◆ DESCRIPTION OF THE TASK
Would you return every entry, exactly as it is written?

(Stored items from a collection)
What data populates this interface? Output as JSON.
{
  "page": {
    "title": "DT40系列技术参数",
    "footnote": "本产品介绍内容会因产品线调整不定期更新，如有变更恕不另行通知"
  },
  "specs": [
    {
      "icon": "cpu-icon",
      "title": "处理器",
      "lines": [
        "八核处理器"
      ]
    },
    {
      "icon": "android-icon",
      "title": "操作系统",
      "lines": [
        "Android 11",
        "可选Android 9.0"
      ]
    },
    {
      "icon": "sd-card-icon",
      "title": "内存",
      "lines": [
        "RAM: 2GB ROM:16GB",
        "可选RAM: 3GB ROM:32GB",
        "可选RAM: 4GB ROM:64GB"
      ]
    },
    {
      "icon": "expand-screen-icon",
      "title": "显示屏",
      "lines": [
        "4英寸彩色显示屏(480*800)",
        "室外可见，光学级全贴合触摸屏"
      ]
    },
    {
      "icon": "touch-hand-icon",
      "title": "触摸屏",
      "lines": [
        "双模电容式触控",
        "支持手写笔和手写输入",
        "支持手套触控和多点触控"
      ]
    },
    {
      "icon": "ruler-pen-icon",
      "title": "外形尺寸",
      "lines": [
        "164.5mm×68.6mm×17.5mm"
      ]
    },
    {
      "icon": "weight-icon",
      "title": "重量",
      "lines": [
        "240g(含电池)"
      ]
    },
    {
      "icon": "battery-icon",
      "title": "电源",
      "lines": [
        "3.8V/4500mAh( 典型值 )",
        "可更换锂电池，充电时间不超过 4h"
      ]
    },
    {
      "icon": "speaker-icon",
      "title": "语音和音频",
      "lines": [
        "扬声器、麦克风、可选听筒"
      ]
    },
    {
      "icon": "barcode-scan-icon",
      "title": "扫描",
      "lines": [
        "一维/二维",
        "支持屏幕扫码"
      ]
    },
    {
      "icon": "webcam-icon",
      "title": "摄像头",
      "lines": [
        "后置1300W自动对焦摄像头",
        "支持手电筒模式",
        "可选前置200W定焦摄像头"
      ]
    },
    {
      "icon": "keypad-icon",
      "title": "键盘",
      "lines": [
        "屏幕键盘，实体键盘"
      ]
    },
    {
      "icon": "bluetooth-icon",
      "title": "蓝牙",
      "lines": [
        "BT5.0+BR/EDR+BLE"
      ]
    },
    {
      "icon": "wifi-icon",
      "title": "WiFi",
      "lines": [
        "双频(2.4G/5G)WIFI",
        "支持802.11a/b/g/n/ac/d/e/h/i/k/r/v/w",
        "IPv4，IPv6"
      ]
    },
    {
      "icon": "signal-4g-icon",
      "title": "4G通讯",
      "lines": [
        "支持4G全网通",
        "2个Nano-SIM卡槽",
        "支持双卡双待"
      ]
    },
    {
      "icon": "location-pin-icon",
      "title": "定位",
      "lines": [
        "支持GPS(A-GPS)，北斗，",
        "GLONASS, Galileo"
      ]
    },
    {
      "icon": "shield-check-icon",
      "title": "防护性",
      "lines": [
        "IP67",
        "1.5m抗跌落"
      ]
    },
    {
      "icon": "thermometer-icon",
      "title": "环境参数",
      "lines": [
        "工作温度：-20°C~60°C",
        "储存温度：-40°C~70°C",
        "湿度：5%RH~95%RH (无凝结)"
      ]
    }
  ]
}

◆ RESULT
What data populates this interface? Output as JSON.
{
  "page": {
    "title": "DT40系列技术参数",
    "footnote": "本产品介绍内容会因产品线调整不定期更新，如有变更恕不另行通知"
  },
  "specs": [
    {
      "icon": "cpu-icon",
      "title": "处理器",
      "lines": [
        "八核处理器"
      ]
    },
    {
      "icon": "android-icon",
      "title": "操作系统",
      "lines": [
        "Android 11",
        "可选Android 9.0"
      ]
    },
    {
      "icon": "sd-card-icon",
      "title": "内存",
      "lines": [
        "RAM: 2GB ROM:16GB",
        "可选RAM: 3GB ROM:32GB",
        "可选RAM: 4GB ROM:64GB"
      ]
    },
    {
      "icon": "expand-screen-icon",
      "title": "显示屏",
      "lines": [
        "4英寸彩色显示屏(480*800)",
        "室外可见，光学级全贴合触摸屏"
      ]
    },
    {
      "icon": "touch-hand-icon",
      "title": "触摸屏",
      "lines": [
        "双模电容式触控",
        "支持手写笔和手写输入",
        "支持手套触控和多点触控"
      ]
    },
    {
      "icon": "ruler-pen-icon",
      "title": "外形尺寸",
      "lines": [
        "164.5mm×68.6mm×17.5mm"
      ]
    },
    {
      "icon": "weight-icon",
      "title": "重量",
      "lines": [
        "240g(含电池)"
      ]
    },
    {
      "icon": "battery-icon",
      "title": "电源",
      "lines": [
        "3.8V/4500mAh( 典型值 )",
        "可更换锂电池，充电时间不超过 4h"
      ]
    },
    {
      "icon": "speaker-icon",
      "title": "语音和音频",
      "lines": [
        "扬声器、麦克风、可选听筒"
      ]
    },
    {
      "icon": "barcode-scan-icon",
      "title": "扫描",
      "lines": [
        "一维/二维",
        "支持屏幕扫码"
      ]
    },
    {
      "icon": "webcam-icon",
      "title": "摄像头",
      "lines": [
        "后置1300W自动对焦摄像头",
        "支持手电筒模式",
        "可选前置200W定焦摄像头"
      ]
    },
    {
      "icon": "keypad-icon",
      "title": "键盘",
      "lines": [
        "屏幕键盘，实体键盘"
      ]
    },
    {
      "icon": "bluetooth-icon",
      "title": "蓝牙",
      "lines": [
        "BT5.0+BR/EDR+BLE"
      ]
    },
    {
      "icon": "wifi-icon",
      "title": "WiFi",
      "lines": [
        "双频(2.4G/5G)WIFI",
        "支持802.11a/b/g/n/ac/d/e/h/i/k/r/v/w",
        "IPv4，IPv6"
      ]
    },
    {
      "icon": "signal-4g-icon",
      "title": "4G通讯",
      "lines": [
        "支持4G全网通",
        "2个Nano-SIM卡槽",
        "支持双卡双待"
      ]
    },
    {
      "icon": "location-pin-icon",
      "title": "定位",
      "lines": [
        "支持GPS(A-GPS)，北斗，",
        "GLONASS, Galileo"
      ]
    },
    {
      "icon": "shield-check-icon",
      "title": "防护性",
      "lines": [
        "IP67",
        "1.5m抗跌落"
      ]
    },
    {
      "icon": "thermometer-icon",
      "title": "环境参数",
      "lines": [
        "工作温度：-20°C~60°C",
        "储存温度：-40°C~70°C",
        "湿度：5%RH~95%RH (无凝结)"
      ]
    }
  ]
}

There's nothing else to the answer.